(Data records for software interfaces)
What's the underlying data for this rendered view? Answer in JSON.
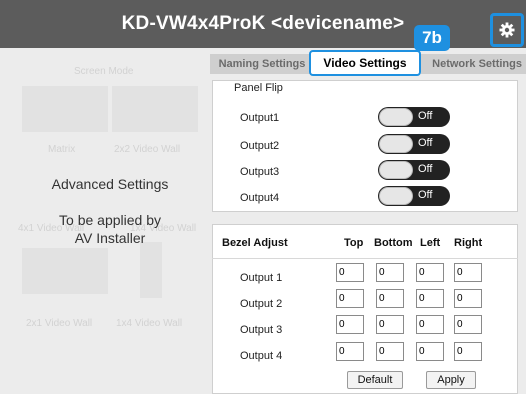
{
  "window": {
    "title": "KD-VW4x4ProK <devicename>"
  },
  "callout": {
    "label": "7b"
  },
  "left_panel": {
    "ghost_labels": [
      "Screen Mode",
      "Matrix",
      "2x2 Video Wall",
      "4x1 Video Wall",
      "1x4 Video Wall",
      "2x1 Video Wall",
      "1x4 Video Wall"
    ],
    "overlay_line1": "Advanced Settings",
    "overlay_line2": "To be applied by",
    "overlay_line3": "AV Installer"
  },
  "tabs": [
    {
      "label": "Naming Settings"
    },
    {
      "label": "Video Settings"
    },
    {
      "label": "Network Settings"
    }
  ],
  "panel_flip": {
    "title": "Panel Flip",
    "outputs": [
      {
        "label": "Output1",
        "state": "Off"
      },
      {
        "label": "Output2",
        "state": "Off"
      },
      {
        "label": "Output3",
        "state": "Off"
      },
      {
        "label": "Output4",
        "state": "Off"
      }
    ]
  },
  "bezel": {
    "title": "Bezel Adjust",
    "columns": [
      "Top",
      "Bottom",
      "Left",
      "Right"
    ],
    "rows": [
      {
        "label": "Output 1",
        "values": [
          "0",
          "0",
          "0",
          "0"
        ]
      },
      {
        "label": "Output 2",
        "values": [
          "0",
          "0",
          "0",
          "0"
        ]
      },
      {
        "label": "Output 3",
        "values": [
          "0",
          "0",
          "0",
          "0"
        ]
      },
      {
        "label": "Output 4",
        "values": [
          "0",
          "0",
          "0",
          "0"
        ]
      }
    ],
    "default_label": "Default",
    "apply_label": "Apply"
  },
  "colors": {
    "accent": "#1e90e0",
    "titlebar": "#5c5c5c"
  },
  "icons": {
    "settings": "gear-icon"
  }
}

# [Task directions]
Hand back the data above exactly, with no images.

# [Answer for the task]
What's the underlying data for this rendered view? Answer in JSON.
{
  "window": {
    "title": "KD-VW4x4ProK <devicename>"
  },
  "callout": {
    "label": "7b"
  },
  "left_panel": {
    "ghost_labels": [
      "Screen Mode",
      "Matrix",
      "2x2 Video Wall",
      "4x1 Video Wall",
      "1x4 Video Wall",
      "2x1 Video Wall",
      "1x4 Video Wall"
    ],
    "overlay_line1": "Advanced Settings",
    "overlay_line2": "To be applied by",
    "overlay_line3": "AV Installer"
  },
  "tabs": [
    {
      "label": "Naming Settings"
    },
    {
      "label": "Video Settings"
    },
    {
      "label": "Network Settings"
    }
  ],
  "panel_flip": {
    "title": "Panel Flip",
    "outputs": [
      {
        "label": "Output1",
        "state": "Off"
      },
      {
        "label": "Output2",
        "state": "Off"
      },
      {
        "label": "Output3",
        "state": "Off"
      },
      {
        "label": "Output4",
        "state": "Off"
      }
    ]
  },
  "bezel": {
    "title": "Bezel Adjust",
    "columns": [
      "Top",
      "Bottom",
      "Left",
      "Right"
    ],
    "rows": [
      {
        "label": "Output 1",
        "values": [
          "0",
          "0",
          "0",
          "0"
        ]
      },
      {
        "label": "Output 2",
        "values": [
          "0",
          "0",
          "0",
          "0"
        ]
      },
      {
        "label": "Output 3",
        "values": [
          "0",
          "0",
          "0",
          "0"
        ]
      },
      {
        "label": "Output 4",
        "values": [
          "0",
          "0",
          "0",
          "0"
        ]
      }
    ],
    "default_label": "Default",
    "apply_label": "Apply"
  },
  "colors": {
    "accent": "#1e90e0",
    "titlebar": "#5c5c5c"
  },
  "icons": {
    "settings": "gear-icon"
  }
}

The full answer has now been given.